It could also reduce the Speaker's reluctance to take action against off-mic antics, by providing an alternative punishment for misbehaviour that doesn't meet the threshold required to kick an MP out of the chamber.
3. Elect Speakers per session, not per Parliament
Under the current system, the only way to forcibly remove a Speaker mid-Parliament is through a vote of the House of Commons — a move so extreme only a handful of examples can be dredged up from the procedural archives.
Once elected, it is effectively impossible to hold a Speaker accountable to the House. Their rulings cannot be appealed, nor their actions or reactions publicly criticized without risking a contempt charge.
Holding a new election at the start of each new session, and not just at the opening of a new Parliament, would virtually guarantee MPs would have at least one opportunity to render a collective verdict on the Speaker's performance midway through a parliamentary term.
(The rule could even include a proviso that an election be held not more than three years from the start of a new Parliament, on the off chance a particular government doesn't get around to proroguing the House.)
That would ensure a Speaker remains keenly aware of the need to maintain the confidence of MPs should he or she want to keep the job.

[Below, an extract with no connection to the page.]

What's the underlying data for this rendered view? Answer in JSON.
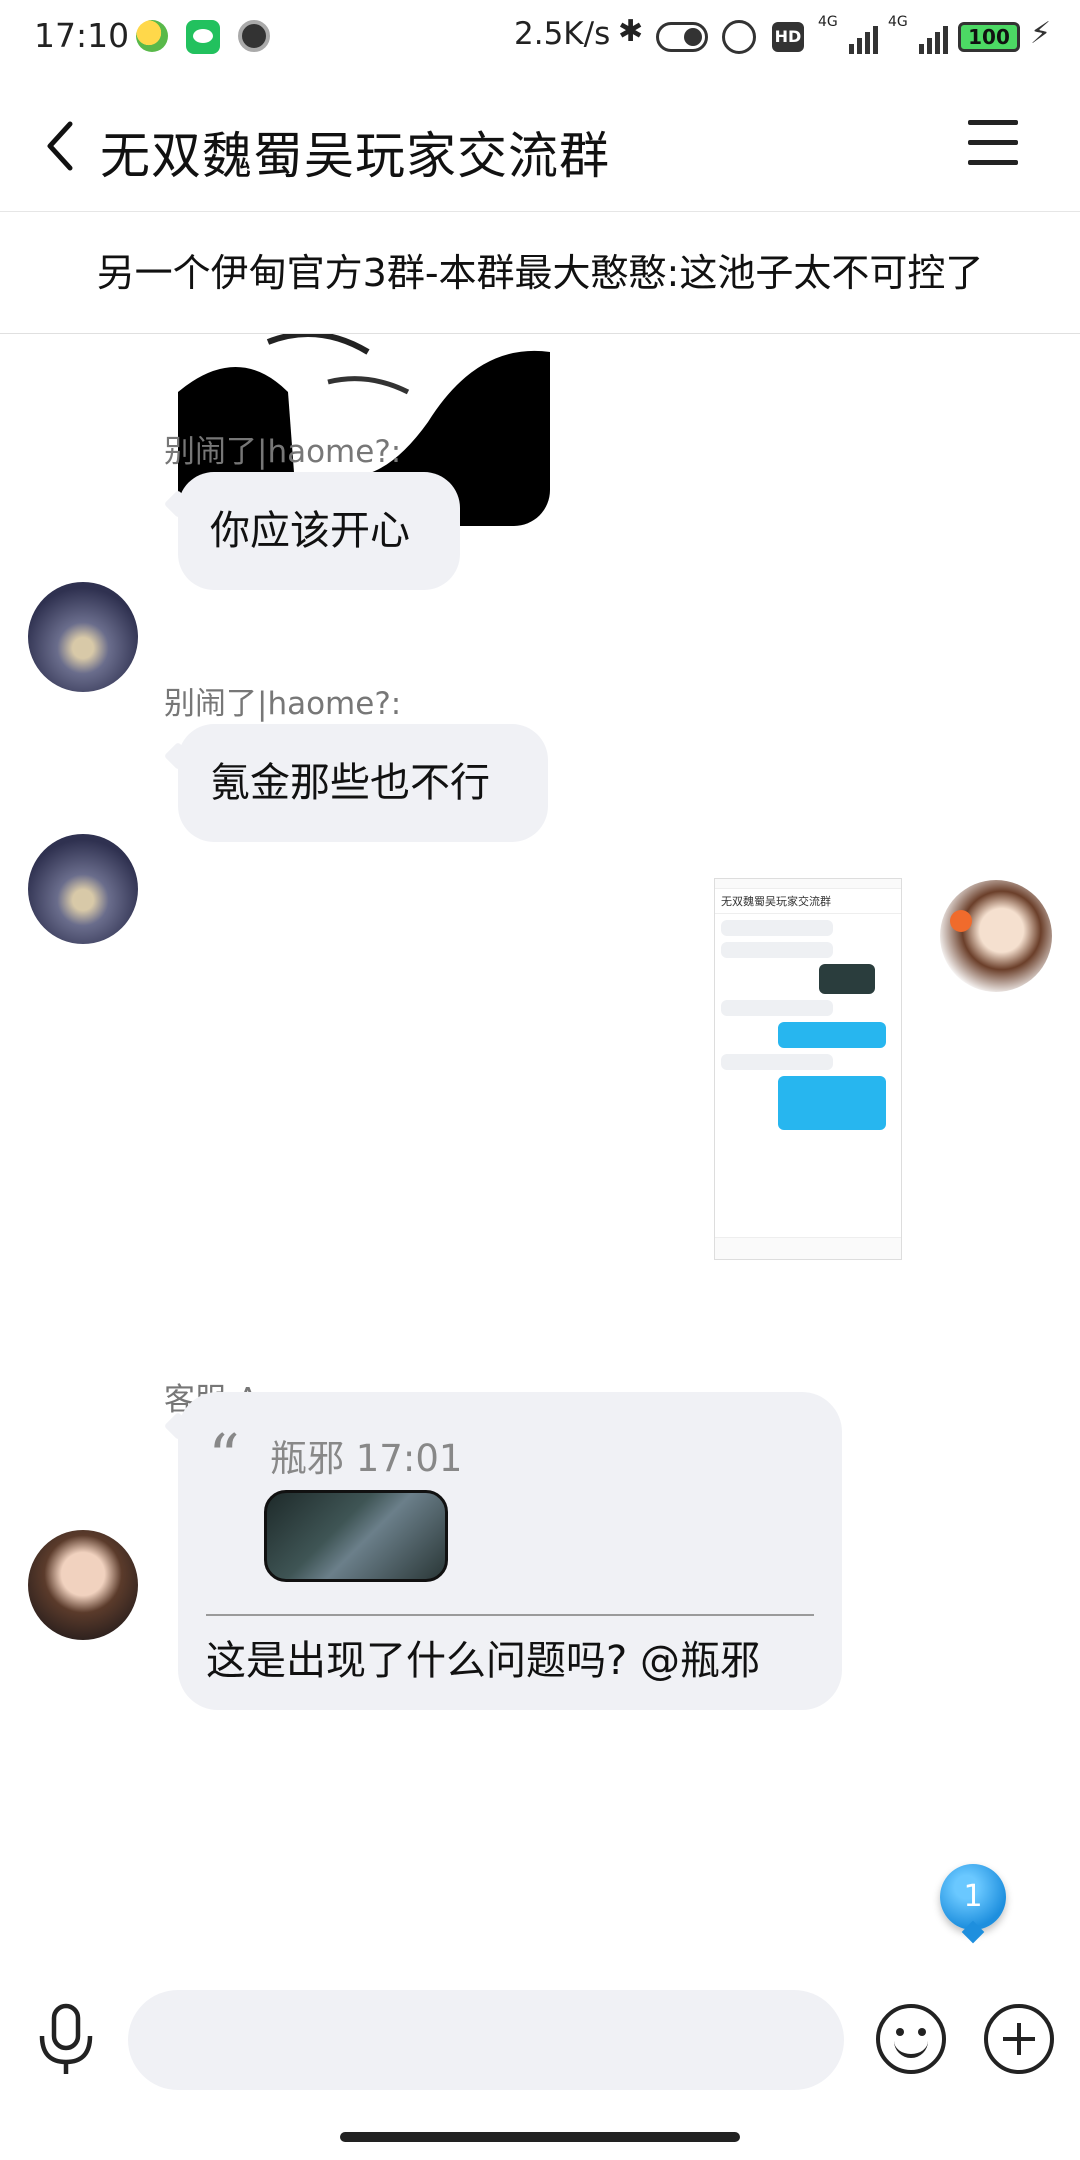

Election would be by secret ballot, to encourage MPs to vote their conscience and not along party lines, without fear of repercussion after a Speaker's regime is renewed — or terminated.
It would let the House, as a whole, decide whether to reaffirm that confidence or withdraw it within the life of a Parliament, rather than waiting until after the next election.